## Requirement
Repeat every entry exactly as it appears.

## Excerpted records
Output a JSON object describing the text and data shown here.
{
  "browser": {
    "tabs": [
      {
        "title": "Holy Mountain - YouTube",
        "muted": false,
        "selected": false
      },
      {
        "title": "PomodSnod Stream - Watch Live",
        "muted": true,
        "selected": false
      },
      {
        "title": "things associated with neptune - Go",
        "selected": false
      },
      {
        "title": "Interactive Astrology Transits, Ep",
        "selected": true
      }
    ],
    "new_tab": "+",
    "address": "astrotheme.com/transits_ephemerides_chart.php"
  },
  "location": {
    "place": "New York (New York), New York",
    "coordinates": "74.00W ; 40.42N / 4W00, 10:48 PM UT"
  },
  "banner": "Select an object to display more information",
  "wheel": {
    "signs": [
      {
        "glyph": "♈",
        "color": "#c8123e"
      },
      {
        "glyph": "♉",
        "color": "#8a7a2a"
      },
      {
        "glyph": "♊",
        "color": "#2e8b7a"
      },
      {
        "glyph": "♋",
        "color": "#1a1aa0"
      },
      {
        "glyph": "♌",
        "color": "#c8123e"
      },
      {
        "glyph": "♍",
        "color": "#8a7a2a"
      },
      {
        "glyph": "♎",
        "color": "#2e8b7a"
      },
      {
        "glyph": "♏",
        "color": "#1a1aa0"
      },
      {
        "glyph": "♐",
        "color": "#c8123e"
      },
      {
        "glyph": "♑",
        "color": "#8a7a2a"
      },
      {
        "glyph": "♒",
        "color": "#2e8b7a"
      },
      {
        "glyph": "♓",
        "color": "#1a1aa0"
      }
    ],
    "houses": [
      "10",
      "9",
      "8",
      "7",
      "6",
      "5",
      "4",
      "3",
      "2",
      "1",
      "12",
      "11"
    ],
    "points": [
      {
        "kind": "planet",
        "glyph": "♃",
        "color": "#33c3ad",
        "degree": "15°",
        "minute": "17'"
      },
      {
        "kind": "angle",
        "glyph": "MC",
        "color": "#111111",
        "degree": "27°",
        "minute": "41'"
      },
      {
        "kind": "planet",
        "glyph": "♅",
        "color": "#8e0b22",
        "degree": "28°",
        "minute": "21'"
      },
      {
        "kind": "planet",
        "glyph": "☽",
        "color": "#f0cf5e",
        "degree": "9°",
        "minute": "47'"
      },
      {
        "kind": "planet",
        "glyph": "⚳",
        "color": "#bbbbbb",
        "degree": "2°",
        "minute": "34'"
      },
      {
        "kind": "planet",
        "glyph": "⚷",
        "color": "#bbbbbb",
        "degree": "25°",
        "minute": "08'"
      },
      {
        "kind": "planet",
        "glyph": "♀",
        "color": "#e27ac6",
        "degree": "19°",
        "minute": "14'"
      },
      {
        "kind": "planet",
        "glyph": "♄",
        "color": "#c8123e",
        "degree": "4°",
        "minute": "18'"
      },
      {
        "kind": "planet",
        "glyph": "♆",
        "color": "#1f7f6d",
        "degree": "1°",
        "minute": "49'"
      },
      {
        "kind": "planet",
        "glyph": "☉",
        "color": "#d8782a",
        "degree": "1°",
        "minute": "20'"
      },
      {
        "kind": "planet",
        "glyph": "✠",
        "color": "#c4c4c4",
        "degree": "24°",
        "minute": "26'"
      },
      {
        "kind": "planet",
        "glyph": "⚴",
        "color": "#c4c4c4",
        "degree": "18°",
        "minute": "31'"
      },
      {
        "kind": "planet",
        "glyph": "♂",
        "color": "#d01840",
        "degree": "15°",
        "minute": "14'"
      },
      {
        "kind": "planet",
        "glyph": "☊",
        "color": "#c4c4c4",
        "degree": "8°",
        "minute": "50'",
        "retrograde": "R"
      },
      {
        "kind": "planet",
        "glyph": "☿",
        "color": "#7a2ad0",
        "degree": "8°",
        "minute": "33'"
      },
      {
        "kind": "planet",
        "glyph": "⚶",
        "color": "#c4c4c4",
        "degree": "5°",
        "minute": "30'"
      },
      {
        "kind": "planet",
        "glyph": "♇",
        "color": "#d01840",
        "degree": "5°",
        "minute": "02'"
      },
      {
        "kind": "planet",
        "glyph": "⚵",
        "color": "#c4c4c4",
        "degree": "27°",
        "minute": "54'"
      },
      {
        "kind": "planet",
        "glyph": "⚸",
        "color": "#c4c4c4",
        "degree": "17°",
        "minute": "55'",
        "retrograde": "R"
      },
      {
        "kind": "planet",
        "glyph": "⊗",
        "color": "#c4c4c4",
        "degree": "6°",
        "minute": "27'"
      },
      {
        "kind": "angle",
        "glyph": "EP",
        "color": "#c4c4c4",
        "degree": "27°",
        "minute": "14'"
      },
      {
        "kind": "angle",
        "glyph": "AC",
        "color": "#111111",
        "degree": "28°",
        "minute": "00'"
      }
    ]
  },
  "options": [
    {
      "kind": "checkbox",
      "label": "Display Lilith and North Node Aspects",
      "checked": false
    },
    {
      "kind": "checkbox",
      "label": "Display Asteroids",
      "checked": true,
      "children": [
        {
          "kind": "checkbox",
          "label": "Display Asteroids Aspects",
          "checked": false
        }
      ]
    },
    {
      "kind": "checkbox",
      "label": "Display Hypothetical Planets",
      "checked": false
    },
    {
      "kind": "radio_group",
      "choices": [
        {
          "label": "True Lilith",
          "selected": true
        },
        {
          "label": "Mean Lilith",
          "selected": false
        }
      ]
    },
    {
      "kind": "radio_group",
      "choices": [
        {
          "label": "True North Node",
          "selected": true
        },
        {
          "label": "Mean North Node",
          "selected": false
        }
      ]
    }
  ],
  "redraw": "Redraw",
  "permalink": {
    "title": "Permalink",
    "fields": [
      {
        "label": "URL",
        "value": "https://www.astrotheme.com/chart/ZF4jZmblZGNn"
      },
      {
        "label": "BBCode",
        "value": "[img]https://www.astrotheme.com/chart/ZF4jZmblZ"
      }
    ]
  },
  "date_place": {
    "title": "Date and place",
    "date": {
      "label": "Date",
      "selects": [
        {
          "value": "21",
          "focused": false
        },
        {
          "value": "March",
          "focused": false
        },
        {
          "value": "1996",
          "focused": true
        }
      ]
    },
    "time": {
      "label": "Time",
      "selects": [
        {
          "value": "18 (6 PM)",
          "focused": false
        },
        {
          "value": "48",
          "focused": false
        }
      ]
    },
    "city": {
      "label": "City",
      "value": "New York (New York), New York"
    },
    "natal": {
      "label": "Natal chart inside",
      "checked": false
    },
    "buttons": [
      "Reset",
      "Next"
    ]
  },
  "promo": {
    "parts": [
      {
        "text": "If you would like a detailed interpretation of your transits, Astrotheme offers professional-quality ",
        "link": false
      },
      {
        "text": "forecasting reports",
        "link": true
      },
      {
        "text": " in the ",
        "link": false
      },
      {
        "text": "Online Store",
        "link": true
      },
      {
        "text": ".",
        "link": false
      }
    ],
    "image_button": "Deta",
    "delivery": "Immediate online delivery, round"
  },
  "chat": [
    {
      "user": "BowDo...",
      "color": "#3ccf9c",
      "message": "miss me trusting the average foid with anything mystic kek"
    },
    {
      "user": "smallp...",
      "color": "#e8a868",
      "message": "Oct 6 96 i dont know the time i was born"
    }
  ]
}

## Solution
Output a JSON object describing the text and data shown here.
{
  "browser": {
    "tabs": [
      {
        "title": "Holy Mountain - YouTube",
        "muted": false,
        "selected": false
      },
      {
        "title": "PomodSnod Stream - Watch Live",
        "muted": true,
        "selected": false
      },
      {
        "title": "things associated with neptune - Go",
        "selected": false
      },
      {
        "title": "Interactive Astrology Transits, Ep",
        "selected": true
      }
    ],
    "new_tab": "+",
    "address": "astrotheme.com/transits_ephemerides_chart.php"
  },
  "location": {
    "place": "New York (New York), New York",
    "coordinates": "74.00W ; 40.42N / 4W00, 10:48 PM UT"
  },
  "banner": "Select an object to display more information",
  "wheel": {
    "signs": [
      {
        "glyph": "♈",
        "color": "#c8123e"
      },
      {
        "glyph": "♉",
        "color": "#8a7a2a"
      },
      {
        "glyph": "♊",
        "color": "#2e8b7a"
      },
      {
        "glyph": "♋",
        "color": "#1a1aa0"
      },
      {
        "glyph": "♌",
        "color": "#c8123e"
      },
      {
        "glyph": "♍",
        "color": "#8a7a2a"
      },
      {
        "glyph": "♎",
        "color": "#2e8b7a"
      },
      {
        "glyph": "♏",
        "color": "#1a1aa0"
      },
      {
        "glyph": "♐",
        "color": "#c8123e"
      },
      {
        "glyph": "♑",
        "color": "#8a7a2a"
      },
      {
        "glyph": "♒",
        "color": "#2e8b7a"
      },
      {
        "glyph": "♓",
        "color": "#1a1aa0"
      }
    ],
    "houses": [
      "10",
      "9",
      "8",
      "7",
      "6",
      "5",
      "4",
      "3",
      "2",
      "1",
      "12",
      "11"
    ],
    "points": [
      {
        "kind": "planet",
        "glyph": "♃",
        "color": "#33c3ad",
        "degree": "15°",
        "minute": "17'"
      },
      {
        "kind": "angle",
        "glyph": "MC",
        "color": "#111111",
        "degree": "27°",
        "minute": "41'"
      },
      {
        "kind": "planet",
        "glyph": "♅",
        "color": "#8e0b22",
        "degree": "28°",
        "minute": "21'"
      },
      {
        "kind": "planet",
        "glyph": "☽",
        "color": "#f0cf5e",
        "degree": "9°",
        "minute": "47'"
      },
      {
        "kind": "planet",
        "glyph": "⚳",
        "color": "#bbbbbb",
        "degree": "2°",
        "minute": "34'"
      },
      {
        "kind": "planet",
        "glyph": "⚷",
        "color": "#bbbbbb",
        "degree": "25°",
        "minute": "08'"
      },
      {
        "kind": "planet",
        "glyph": "♀",
        "color": "#e27ac6",
        "degree": "19°",
        "minute": "14'"
      },
      {
        "kind": "planet",
        "glyph": "♄",
        "color": "#c8123e",
        "degree": "4°",
        "minute": "18'"
      },
      {
        "kind": "planet",
        "glyph": "♆",
        "color": "#1f7f6d",
        "degree": "1°",
        "minute": "49'"
      },
      {
        "kind": "planet",
        "glyph": "☉",
        "color": "#d8782a",
        "degree": "1°",
        "minute": "20'"
      },
      {
        "kind": "planet",
        "glyph": "✠",
        "color": "#c4c4c4",
        "degree": "24°",
        "minute": "26'"
      },
      {
        "kind": "planet",
        "glyph": "⚴",
        "color": "#c4c4c4",
        "degree": "18°",
        "minute": "31'"
      },
      {
        "kind": "planet",
        "glyph": "♂",
        "color": "#d01840",
        "degree": "15°",
        "minute": "14'"
      },
      {
        "kind": "planet",
        "glyph": "☊",
        "color": "#c4c4c4",
        "degree": "8°",
        "minute": "50'",
        "retrograde": "R"
      },
      {
        "kind": "planet",
        "glyph": "☿",
        "color": "#7a2ad0",
        "degree": "8°",
        "minute": "33'"
      },
      {
        "kind": "planet",
        "glyph": "⚶",
        "color": "#c4c4c4",
        "degree": "5°",
        "minute": "30'"
      },
      {
        "kind": "planet",
        "glyph": "♇",
        "color": "#d01840",
        "degree": "5°",
        "minute": "02'"
      },
      {
        "kind": "planet",
        "glyph": "⚵",
        "color": "#c4c4c4",
        "degree": "27°",
        "minute": "54'"
      },
      {
        "kind": "planet",
        "glyph": "⚸",
        "color": "#c4c4c4",
        "degree": "17°",
        "minute": "55'",
        "retrograde": "R"
      },
      {
        "kind": "planet",
        "glyph": "⊗",
        "color": "#c4c4c4",
        "degree": "6°",
        "minute": "27'"
      },
      {
        "kind": "angle",
        "glyph": "EP",
        "color": "#c4c4c4",
        "degree": "27°",
        "minute": "14'"
      },
      {
        "kind": "angle",
        "glyph": "AC",
        "color": "#111111",
        "degree": "28°",
        "minute": "00'"
      }
    ]
  },
  "options": [
    {
      "kind": "checkbox",
      "label": "Display Lilith and North Node Aspects",
      "checked": false
    },
    {
      "kind": "checkbox",
      "label": "Display Asteroids",
      "checked": true,
      "children": [
        {
          "kind": "checkbox",
          "label": "Display Asteroids Aspects",
          "checked": false
        }
      ]
    },
    {
      "kind": "checkbox",
      "label": "Display Hypothetical Planets",
      "checked": false
    },
    {
      "kind": "radio_group",
      "choices": [
        {
          "label": "True Lilith",
          "selected": true
        },
        {
          "label": "Mean Lilith",
          "selected": false
        }
      ]
    },
    {
      "kind": "radio_group",
      "choices": [
        {
          "label": "True North Node",
          "selected": true
        },
        {
          "label": "Mean North Node",
          "selected": false
        }
      ]
    }
  ],
  "redraw": "Redraw",
  "permalink": {
    "title": "Permalink",
    "fields": [
      {
        "label": "URL",
        "value": "https://www.astrotheme.com/chart/ZF4jZmblZGNn"
      },
      {
        "label": "BBCode",
        "value": "[img]https://www.astrotheme.com/chart/ZF4jZmblZ"
      }
    ]
  },
  "date_place": {
    "title": "Date and place",
    "date": {
      "label": "Date",
      "selects": [
        {
          "value": "21",
          "focused": false
        },
        {
          "value": "March",
          "focused": false
        },
        {
          "value": "1996",
          "focused": true
        }
      ]
    },
    "time": {
      "label": "Time",
      "selects": [
        {
          "value": "18 (6 PM)",
          "focused": false
        },
        {
          "value": "48",
          "focused": false
        }
      ]
    },
    "city": {
      "label": "City",
      "value": "New York (New York), New York"
    },
    "natal": {
      "label": "Natal chart inside",
      "checked": false
    },
    "buttons": [
      "Reset",
      "Next"
    ]
  },
  "promo": {
    "parts": [
      {
        "text": "If you would like a detailed interpretation of your transits, Astrotheme offers professional-quality ",
        "link": false
      },
      {
        "text": "forecasting reports",
        "link": true
      },
      {
        "text": " in the ",
        "link": false
      },
      {
        "text": "Online Store",
        "link": true
      },
      {
        "text": ".",
        "link": false
      }
    ],
    "image_button": "Deta",
    "delivery": "Immediate online delivery, round"
  },
  "chat": [
    {
      "user": "BowDo...",
      "color": "#3ccf9c",
      "message": "miss me trusting the average foid with anything mystic kek"
    },
    {
      "user": "smallp...",
      "color": "#e8a868",
      "message": "Oct 6 96 i dont know the time i was born"
    }
  ]
}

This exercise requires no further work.